| EXERCISE DIRECTIONS |
Copy each line below in which the string "name" occurs.

--

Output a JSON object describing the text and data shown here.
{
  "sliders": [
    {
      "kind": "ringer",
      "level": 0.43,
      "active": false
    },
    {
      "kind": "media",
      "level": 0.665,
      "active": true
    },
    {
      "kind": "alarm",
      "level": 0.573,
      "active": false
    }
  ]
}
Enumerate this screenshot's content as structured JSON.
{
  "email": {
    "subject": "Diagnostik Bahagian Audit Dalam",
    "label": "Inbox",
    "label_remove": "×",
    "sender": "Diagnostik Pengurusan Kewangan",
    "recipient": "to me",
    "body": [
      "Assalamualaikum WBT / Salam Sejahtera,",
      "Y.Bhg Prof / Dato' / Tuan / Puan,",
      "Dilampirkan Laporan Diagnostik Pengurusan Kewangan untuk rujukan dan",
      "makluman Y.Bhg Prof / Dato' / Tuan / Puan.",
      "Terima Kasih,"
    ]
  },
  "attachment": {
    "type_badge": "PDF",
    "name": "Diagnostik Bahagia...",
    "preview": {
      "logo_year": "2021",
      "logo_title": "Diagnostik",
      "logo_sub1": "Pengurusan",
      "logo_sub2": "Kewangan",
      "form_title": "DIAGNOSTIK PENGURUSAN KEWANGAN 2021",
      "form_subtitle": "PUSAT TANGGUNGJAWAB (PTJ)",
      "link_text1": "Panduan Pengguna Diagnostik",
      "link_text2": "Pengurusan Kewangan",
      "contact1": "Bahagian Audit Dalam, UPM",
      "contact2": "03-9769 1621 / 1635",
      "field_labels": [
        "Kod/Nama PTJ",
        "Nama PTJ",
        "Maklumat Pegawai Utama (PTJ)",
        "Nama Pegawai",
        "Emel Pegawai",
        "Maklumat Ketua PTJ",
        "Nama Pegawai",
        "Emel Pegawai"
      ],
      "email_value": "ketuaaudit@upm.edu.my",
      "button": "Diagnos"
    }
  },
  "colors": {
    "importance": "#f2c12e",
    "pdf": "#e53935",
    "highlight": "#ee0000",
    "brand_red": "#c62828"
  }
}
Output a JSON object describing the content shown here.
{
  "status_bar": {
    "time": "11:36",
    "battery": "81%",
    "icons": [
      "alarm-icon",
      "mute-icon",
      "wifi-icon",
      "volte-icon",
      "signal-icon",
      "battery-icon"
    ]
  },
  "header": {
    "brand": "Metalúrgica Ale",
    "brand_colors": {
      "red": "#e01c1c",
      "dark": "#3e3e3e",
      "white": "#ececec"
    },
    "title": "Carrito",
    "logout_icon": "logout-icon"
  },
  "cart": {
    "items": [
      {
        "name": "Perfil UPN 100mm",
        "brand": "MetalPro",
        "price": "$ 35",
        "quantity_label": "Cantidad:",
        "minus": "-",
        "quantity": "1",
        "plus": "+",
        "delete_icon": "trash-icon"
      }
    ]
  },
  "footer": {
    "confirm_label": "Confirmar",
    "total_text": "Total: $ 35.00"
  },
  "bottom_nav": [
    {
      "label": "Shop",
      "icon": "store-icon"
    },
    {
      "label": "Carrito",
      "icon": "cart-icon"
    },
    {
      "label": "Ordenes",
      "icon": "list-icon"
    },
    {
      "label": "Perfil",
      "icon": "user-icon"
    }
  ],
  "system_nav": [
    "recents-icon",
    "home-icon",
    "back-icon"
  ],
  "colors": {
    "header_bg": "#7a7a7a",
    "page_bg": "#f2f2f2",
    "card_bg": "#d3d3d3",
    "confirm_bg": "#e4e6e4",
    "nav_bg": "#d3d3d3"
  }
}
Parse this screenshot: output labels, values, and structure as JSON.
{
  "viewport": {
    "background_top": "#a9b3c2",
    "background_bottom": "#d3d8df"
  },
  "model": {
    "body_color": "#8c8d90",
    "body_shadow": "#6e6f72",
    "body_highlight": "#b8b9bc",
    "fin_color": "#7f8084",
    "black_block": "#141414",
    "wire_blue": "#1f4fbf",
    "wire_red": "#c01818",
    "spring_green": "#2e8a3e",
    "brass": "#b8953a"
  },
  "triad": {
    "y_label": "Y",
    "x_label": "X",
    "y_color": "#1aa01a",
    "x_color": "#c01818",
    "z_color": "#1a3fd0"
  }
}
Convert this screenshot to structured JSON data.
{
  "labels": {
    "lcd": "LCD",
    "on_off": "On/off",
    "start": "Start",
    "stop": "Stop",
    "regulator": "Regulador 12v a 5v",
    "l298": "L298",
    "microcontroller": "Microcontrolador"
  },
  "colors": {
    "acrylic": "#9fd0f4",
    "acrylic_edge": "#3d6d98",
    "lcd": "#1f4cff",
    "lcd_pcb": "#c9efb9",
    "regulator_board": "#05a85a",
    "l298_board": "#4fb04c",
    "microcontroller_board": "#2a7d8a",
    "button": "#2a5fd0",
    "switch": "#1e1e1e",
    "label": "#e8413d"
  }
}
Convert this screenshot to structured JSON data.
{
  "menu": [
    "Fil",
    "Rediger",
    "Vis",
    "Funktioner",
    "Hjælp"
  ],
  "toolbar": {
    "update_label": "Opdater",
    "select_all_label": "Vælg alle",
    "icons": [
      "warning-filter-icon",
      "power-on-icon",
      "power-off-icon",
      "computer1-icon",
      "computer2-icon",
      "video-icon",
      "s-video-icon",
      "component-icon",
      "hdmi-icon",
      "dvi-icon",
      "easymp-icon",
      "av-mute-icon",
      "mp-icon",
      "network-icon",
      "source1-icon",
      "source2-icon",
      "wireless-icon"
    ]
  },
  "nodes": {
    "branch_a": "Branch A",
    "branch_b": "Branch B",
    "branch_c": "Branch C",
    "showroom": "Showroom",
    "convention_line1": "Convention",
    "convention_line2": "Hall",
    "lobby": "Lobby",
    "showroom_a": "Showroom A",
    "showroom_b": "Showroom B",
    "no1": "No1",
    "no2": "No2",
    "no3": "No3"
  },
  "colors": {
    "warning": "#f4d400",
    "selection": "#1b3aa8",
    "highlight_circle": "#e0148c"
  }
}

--

| ANSWER BELOW |
    "name": "Diagnostik Bahagia...",
        "name": "Perfil UPN 100mm",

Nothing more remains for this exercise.